Just months after debuting its first concept vehicle, Chinese electric-car startup Byton on Tuesday took the wraps off a second model that it says previews a production-intent self-driving electric sedan with a lightweight, aerodynamic body.
The Byton K-Byte concept that the automaker showed off ahead of the 2018 CES Asia shares its underpinnings with the M-Byte crossover that bowed in January in Las Vegas.
Byton hasn't detailed the K-Byte's electric motor or its batteries. Its first concept, now known as the M-Byte crossover, is designed for 71- and 95-kilowatt-hour batteries, which the automaker says provide up to 310 miles of range.
Byton said Tuesday that the K-Byte features Level 4 self-driving technology—defined as high automation—which still requires a human driver in certain situations but can largely drive itself.
The K-Byte's autonomous gear was developed by Aurora Innovation, which was started by the former head of Google's self-driving car division Waymo.

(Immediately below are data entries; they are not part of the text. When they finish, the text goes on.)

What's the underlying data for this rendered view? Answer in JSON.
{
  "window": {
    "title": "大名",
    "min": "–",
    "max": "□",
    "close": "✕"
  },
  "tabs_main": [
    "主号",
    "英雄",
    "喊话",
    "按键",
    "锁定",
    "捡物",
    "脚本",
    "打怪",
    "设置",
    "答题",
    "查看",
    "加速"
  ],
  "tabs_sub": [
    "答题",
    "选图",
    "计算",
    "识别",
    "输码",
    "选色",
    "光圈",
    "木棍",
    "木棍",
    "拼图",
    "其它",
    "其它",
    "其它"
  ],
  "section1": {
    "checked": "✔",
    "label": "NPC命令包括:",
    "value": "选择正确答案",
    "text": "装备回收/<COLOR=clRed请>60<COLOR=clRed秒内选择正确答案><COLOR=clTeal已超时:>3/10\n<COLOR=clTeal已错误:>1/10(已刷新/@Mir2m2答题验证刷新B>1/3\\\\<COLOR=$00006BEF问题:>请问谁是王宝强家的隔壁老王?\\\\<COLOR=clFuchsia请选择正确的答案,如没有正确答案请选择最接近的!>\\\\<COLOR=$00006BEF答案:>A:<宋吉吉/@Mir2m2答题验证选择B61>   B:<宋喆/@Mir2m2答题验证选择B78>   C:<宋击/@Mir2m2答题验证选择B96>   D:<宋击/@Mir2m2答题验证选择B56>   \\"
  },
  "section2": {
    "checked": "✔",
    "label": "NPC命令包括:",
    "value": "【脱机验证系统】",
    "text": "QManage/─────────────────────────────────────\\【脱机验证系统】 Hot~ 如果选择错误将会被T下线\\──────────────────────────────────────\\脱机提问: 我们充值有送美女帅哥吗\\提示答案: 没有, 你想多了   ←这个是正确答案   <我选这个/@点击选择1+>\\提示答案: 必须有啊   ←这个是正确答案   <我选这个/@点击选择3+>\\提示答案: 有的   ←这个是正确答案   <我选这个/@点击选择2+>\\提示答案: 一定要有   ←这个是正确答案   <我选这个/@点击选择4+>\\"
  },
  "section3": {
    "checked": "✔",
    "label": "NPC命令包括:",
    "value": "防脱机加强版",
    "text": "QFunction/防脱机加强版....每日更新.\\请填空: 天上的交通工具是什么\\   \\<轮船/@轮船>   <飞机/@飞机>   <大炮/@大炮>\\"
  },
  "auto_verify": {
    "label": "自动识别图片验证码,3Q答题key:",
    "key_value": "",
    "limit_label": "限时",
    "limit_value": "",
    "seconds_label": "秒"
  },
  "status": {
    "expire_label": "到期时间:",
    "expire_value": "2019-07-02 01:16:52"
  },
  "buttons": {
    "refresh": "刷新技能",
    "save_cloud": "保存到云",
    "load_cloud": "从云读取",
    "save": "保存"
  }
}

Byton stands poised to take on Tesla and a spate of other automakers entering the electric vehicle market, assuming the Chinese automaker meets its ambitious production target. Byton said Tuesday that it intends to build the K-Byte by 2021, just behind the late-2019 estimate for its M-Byte crossover. The company has said that its third model will be a minivan.
Currently, Level 4 vehicles aren't approved for consumer use in the U.S., but they are being tested by automakers and ride-sharing firms such as Lyft and Uber. Tesla's Autopilot is currently a Level 2 system, but CEO Elon Musk has promised rapid evolution toward Levels 3 and 4.

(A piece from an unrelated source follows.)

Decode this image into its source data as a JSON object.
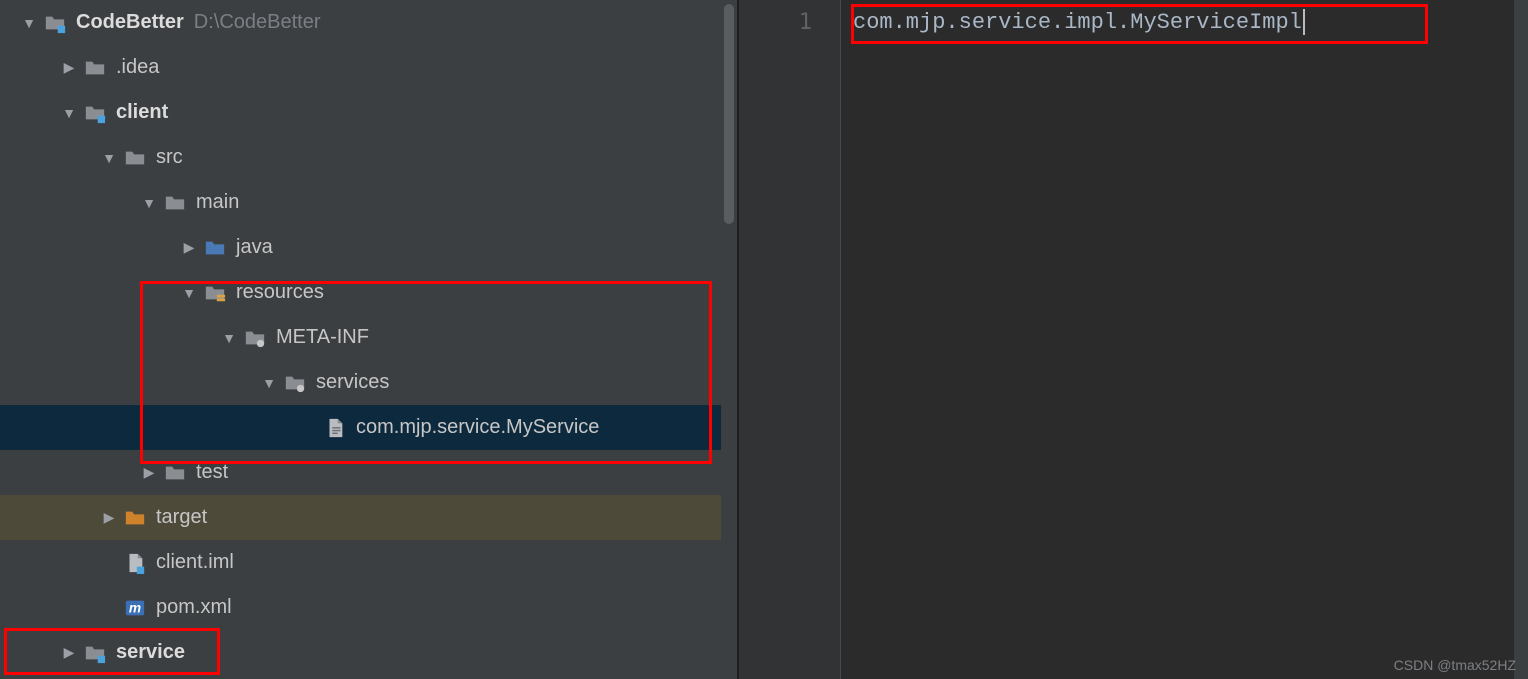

Byton debuted the K-Byte on the heels of its announcement that it raised $500 million, with much of that investment coming from a Chinese automaker and a Chinese lithium-ion battery supplier.